It isn’t until you talk to someone at length that you get a true picture of what they are like, and a better idea of the respect they are due.
This occurred to me as I chatted to Des O’Connor ahead of his one-man show (backed by a 12-piece orchestra) at Blackpool’s Grand Theatre next month.
The fella has been the butt of many jokes over the years, not least from Morecambe and Wise, who used to mercilessly rib him (sample joke ... Ernie: Des O’Connor is a self-made man. Eric: I think it’s very good of him to take the blame).
But O’Connor is a bona fide star in his own right – he’s made 36 albums, had his own long-running TV show and presented many others (Take Your Pick, Countdown, Des and Mel), worked with some of the biggest stars of all time (Buddy Holly, Frank Sinatra, The Beatles, Robert Redford), and starred in musicals (Dreamboys & Petticoats, The Wizard of Oz).

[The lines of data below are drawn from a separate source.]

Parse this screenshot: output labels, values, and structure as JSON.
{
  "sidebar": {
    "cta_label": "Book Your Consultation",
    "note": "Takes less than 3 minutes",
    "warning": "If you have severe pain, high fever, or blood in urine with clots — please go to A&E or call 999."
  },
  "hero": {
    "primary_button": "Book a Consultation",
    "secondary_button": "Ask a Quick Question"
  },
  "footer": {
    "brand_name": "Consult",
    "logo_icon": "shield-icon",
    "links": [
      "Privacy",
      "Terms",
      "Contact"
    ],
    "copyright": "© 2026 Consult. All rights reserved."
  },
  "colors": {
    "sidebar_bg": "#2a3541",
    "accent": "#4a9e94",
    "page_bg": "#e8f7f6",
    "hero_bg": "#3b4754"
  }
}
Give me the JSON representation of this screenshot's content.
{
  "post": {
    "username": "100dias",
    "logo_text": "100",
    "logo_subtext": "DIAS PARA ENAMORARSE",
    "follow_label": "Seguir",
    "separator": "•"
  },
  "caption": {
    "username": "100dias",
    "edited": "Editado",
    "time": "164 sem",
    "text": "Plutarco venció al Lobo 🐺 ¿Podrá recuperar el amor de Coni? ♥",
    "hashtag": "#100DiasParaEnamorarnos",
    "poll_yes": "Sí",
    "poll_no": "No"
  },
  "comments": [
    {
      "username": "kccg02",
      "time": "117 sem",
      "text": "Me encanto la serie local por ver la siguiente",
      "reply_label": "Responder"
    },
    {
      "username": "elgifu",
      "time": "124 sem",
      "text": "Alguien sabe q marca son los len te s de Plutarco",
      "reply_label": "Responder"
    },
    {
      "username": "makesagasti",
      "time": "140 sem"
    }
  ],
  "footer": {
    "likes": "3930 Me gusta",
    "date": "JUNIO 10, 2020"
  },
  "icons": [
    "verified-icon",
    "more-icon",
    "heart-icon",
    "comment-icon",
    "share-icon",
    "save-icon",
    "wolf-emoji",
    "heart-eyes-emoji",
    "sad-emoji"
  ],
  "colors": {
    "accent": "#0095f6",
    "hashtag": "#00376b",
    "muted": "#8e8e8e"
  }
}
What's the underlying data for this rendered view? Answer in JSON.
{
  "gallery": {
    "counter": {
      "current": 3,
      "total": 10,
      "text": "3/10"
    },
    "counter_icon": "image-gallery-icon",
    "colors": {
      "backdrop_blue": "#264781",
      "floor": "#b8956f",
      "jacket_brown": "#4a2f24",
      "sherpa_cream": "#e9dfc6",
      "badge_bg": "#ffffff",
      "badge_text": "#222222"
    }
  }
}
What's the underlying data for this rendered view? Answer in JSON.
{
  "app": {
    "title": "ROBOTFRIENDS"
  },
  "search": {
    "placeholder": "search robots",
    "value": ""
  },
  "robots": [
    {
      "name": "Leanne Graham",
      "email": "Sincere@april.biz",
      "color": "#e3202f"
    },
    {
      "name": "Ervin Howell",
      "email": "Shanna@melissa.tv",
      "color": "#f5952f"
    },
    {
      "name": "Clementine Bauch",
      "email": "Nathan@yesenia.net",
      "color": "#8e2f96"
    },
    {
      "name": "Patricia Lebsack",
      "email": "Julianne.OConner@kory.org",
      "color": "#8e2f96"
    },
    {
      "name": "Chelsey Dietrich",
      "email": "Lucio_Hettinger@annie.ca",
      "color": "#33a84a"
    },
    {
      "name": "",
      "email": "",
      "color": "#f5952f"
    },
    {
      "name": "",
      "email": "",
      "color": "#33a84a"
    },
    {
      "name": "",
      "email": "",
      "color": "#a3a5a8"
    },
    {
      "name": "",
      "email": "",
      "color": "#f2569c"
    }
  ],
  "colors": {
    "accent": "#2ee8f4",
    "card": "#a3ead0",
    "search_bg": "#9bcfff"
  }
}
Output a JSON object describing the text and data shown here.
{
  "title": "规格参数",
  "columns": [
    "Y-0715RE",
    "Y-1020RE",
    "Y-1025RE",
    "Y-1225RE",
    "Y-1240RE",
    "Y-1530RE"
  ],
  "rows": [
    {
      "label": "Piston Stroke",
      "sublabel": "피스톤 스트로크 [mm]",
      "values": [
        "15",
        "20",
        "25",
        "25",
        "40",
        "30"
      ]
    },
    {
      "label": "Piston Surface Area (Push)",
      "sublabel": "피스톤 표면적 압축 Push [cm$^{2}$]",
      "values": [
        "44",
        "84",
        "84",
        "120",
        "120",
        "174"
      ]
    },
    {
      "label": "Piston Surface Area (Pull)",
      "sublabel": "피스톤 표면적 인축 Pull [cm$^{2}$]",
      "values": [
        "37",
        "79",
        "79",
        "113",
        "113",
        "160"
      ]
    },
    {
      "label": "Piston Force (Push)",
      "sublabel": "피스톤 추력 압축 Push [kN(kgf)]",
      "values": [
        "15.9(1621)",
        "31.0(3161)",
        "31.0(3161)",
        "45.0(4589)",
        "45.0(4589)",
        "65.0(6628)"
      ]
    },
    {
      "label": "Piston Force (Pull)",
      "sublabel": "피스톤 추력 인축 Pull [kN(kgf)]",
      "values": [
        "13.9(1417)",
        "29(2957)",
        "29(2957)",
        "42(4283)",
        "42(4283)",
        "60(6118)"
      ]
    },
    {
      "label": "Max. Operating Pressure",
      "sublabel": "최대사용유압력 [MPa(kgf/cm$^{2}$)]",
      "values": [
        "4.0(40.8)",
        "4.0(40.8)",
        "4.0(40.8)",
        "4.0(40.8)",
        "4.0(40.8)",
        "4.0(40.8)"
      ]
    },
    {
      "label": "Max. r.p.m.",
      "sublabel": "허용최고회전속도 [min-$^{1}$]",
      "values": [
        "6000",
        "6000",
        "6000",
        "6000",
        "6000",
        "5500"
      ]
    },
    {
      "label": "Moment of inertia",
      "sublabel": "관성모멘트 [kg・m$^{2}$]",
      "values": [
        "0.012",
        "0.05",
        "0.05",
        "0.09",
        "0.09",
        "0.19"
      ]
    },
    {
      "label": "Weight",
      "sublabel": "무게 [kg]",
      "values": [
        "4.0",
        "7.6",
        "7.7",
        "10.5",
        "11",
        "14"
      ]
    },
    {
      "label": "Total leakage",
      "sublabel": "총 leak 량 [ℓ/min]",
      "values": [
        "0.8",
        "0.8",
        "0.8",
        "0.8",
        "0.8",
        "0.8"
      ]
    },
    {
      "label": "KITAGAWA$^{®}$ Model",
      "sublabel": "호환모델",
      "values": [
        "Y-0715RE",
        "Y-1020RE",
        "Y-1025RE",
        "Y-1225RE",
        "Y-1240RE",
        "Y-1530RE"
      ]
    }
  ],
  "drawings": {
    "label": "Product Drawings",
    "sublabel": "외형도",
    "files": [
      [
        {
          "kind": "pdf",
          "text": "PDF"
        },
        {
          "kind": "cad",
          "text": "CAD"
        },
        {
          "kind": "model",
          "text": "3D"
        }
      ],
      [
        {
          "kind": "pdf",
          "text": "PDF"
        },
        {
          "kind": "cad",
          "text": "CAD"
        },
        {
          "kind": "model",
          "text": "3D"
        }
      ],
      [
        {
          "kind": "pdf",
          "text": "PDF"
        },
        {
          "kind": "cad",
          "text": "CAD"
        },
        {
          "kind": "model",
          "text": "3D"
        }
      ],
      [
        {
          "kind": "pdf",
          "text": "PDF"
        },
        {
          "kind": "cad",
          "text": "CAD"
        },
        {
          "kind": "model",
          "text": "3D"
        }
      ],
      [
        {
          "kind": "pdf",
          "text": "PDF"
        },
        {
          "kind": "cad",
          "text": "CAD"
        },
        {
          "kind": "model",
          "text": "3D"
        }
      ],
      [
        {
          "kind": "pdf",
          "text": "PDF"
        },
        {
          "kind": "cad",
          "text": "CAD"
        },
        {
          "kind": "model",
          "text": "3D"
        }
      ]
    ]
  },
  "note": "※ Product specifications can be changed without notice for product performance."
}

He is also a very nice bloke if our 30 minutes on the phone is anything to go by and, most astonishingly of all, sounds in absolutely fantastic shape given he’s just celebrated his 81st birthday.
“It’s not 81, it’s 18,” he said. “You’ve got the numbers the wrong way round.”
It is a joy to talk to him not least because he knows just about everyone worth knowing.
“I toured with Buddy Holly for six weeks,” he says casually. “He was a lovely guy but he was hopeless at getting out of bed. The bus was setting off one morning and they sent me to get him. He was just lying in bed, so I grabbed his feet and started pulling. He said, in this lovely American accent of his, ‘don’t do that Des, I’m tall enough’. We got on really well – I gave him some one-liners to use – and he gave me his guitar at the end of the tour.”
Born in 1932 in East London to an English Jewish mother and an Irish father, O’Connor jokes that he is probably the only O’Connor ever to have had a Bar Mitzvah.
He went into showbusiness after a couple of years on the books of Northampton Town – which leads him to a good anecdote about Blackpool. “I was on a tour with Lonnie Donegan and he arranged a big game of football at Stanley Park. Stan Mortensen was there, Stanley Matthews wasn’t – I think he’d heard I was a winger and was scared of being shown up!”
O’Connor has hundreds of tales, which probably explains why his basic attitude to live performances is to simply go out and chat with the audience and throw in a few tunes.
“The essence of good fun is spontaneity and I learned that years ago when an agent on a tour I was doing said he’d give me another 15 quid a week if I’d do a second 12 minute spot every evening,” says Des. “I said yes, then totally forgot about it until it came to the night. I had no material so I wandered on stage and said ‘hello, it’s me again’. I asked what the audience wanted to talk about and it was great – and I’ve sort of done it like that ever since.”
Des, who had performed 1,000 times at the London Palladium by 1972 (“goodness knows how many it is now,” he muses), is at The Grand on Sunday July 7.
Tickets priced £20 are available at www.blackpoolgrand.co.uk or from the box office on (01253) 743339.